ROBERTS, WILLIAM (BILL) E. (17 Oct. 1914-18 Nov. 1978) spent his entire working life in the art department of the CLEVELAND PRESS, culminating in a 16-year reign as the paper's editorial cartoonist. A native Clevelander, he joined the Press upon graduation from WEST HIGH SCHOOL in 1932, pursuing art lessons at night at the JOHN HUNTINGTON POLYTECHNIC INSTITUTE, where his instructors included PAUL TRAVIS and WILLARD COMBES.
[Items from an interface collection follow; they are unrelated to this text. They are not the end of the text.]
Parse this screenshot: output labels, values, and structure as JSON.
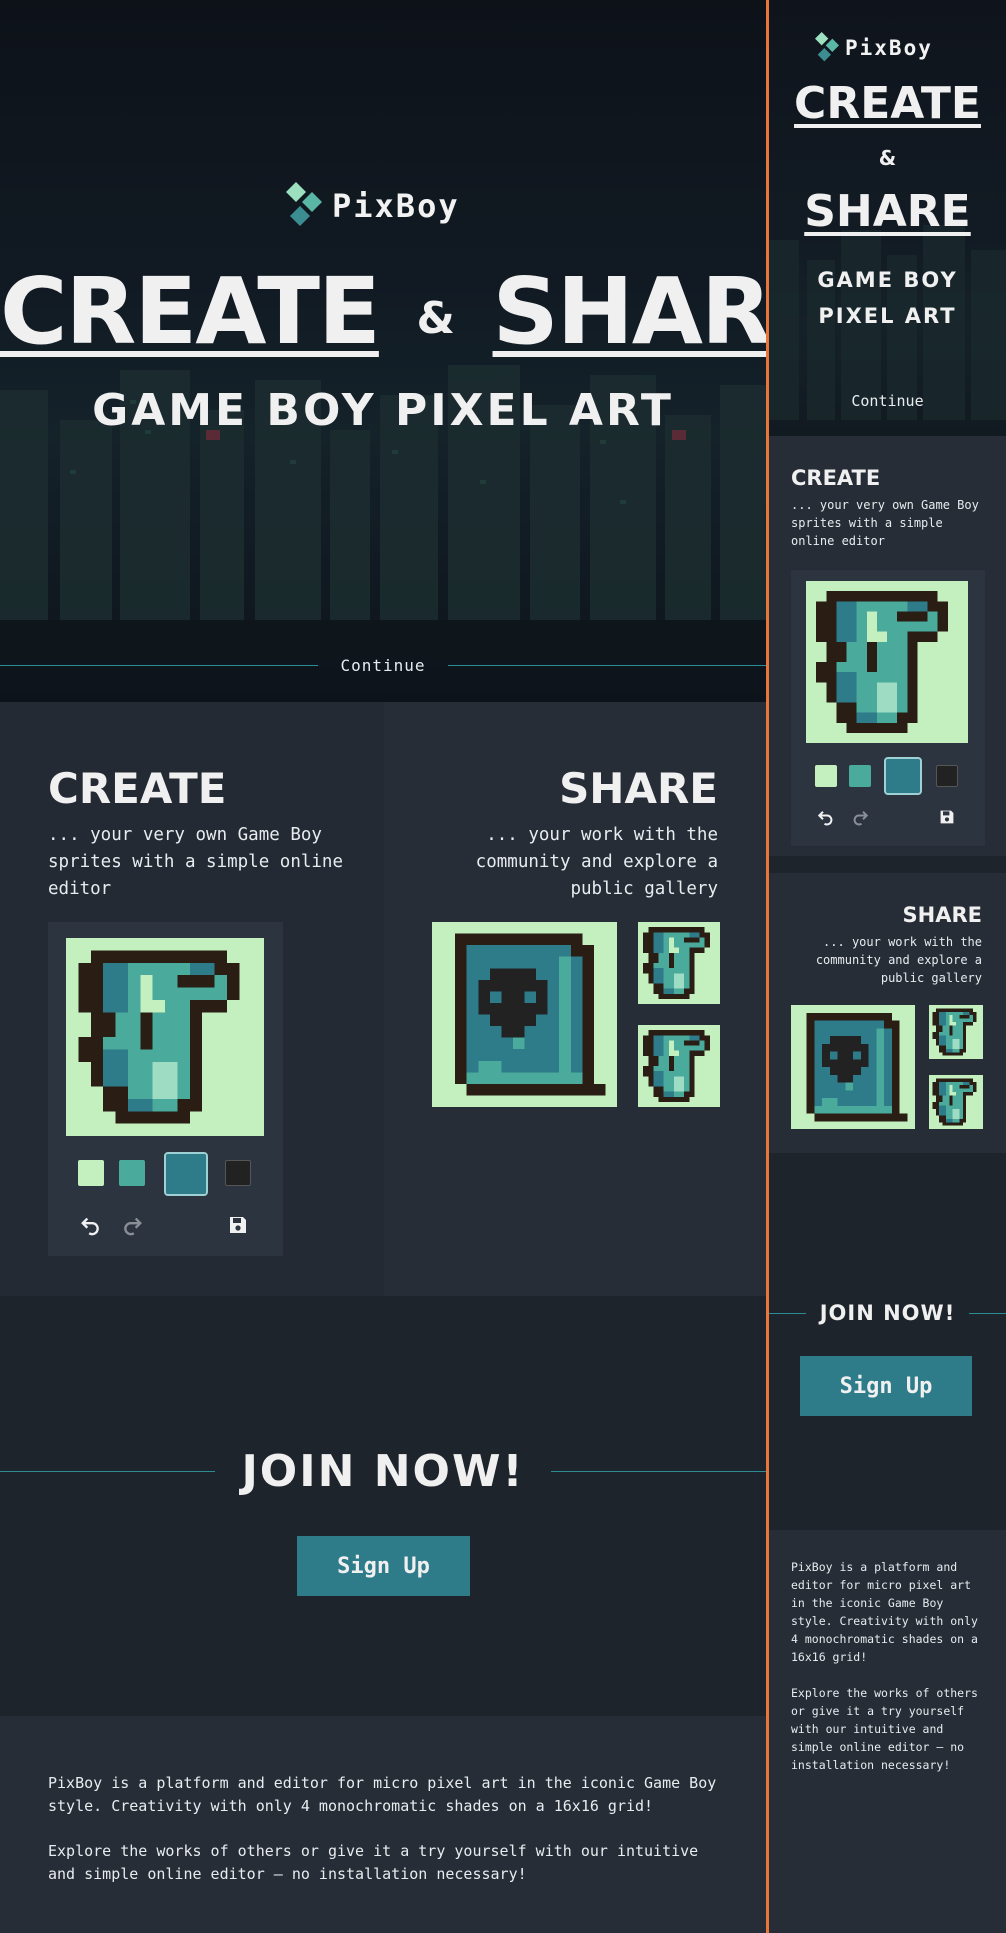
{
  "app": {
    "name": "PixBoy"
  },
  "hero": {
    "title_create": "CREATE",
    "title_amp": "&",
    "title_share": "SHARE",
    "subtitle": "GAME BOY PIXEL ART",
    "continue_label": "Continue"
  },
  "create": {
    "heading": "CREATE",
    "description": "... your very own Game Boy sprites with a simple online editor"
  },
  "share": {
    "heading": "SHARE",
    "description": "... your work with the community and explore a public gallery"
  },
  "editor": {
    "palette": [
      "#c4efbf",
      "#4aaa9c",
      "#2e7b8a",
      "#222222"
    ],
    "selected_swatch": 2,
    "tools": [
      "undo-icon",
      "redo-icon",
      "save-icon"
    ]
  },
  "join": {
    "heading": "JOIN NOW!",
    "signup_label": "Sign Up"
  },
  "footer": {
    "paragraph1": "PixBoy is a platform and editor for micro pixel art in the iconic Game Boy style. Creativity with only 4 monochromatic shades on a 16x16 grid!",
    "paragraph2": "Explore the works of others or give it a try yourself with our intuitive and simple online editor – no installation necessary!"
  },
  "colors": {
    "accent": "#2e7b8a",
    "divider": "#e8763a",
    "shade_lightest": "#c4efbf",
    "shade_light": "#4aaa9c",
    "shade_dark": "#2e7b8a",
    "shade_darkest": "#2a1d14"
  }
}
Much of his early work on the Press was done for the sports page, but he attracted general notice for the creation of the "Week's Wash," a humorous cartoon review of local and national news which appeared at the bottom of the front page every Saturday from 1948-62. Memorable characters invented by Roberts for the series included hockey fan Julius P. Bodychec, chuckhole expert Foxhole Freddy, and members of the Jolly Set from Cleveland's nightlife strip along SHORT VINCENT Ave. Roberts himself executed a 70' mural for Kornman's Restaurant on Short Vincent, as well as other murals for Cavoli's Restaurant and the Artists and Writers Club. He was appointed editorial-page cartoonist for the Press succeeding Combes in 1962. For several summers he sat in for cartoonist Gene Bassett in the Scripps-Howard Washington bureau, from where his work was syndicated nationally. President Lyndon Johnson requested 5 of Roberts' originals during the summer of 1965. Locally, Roberts won numerous "Best Cartoon" awards from the CLEVELAND NEWSPAPER GUILD and the PRESS CLUB OF CLEVELAND.
Married since 1938 to the former Marguerite MacGillis, he was survived by her and their 7 children.
William Roberts Collection, WRHS.
Feingold, Rachel G. (ed.). Provocative Pens: Four Cleveland Cartoonists, 1900-1975 (1992).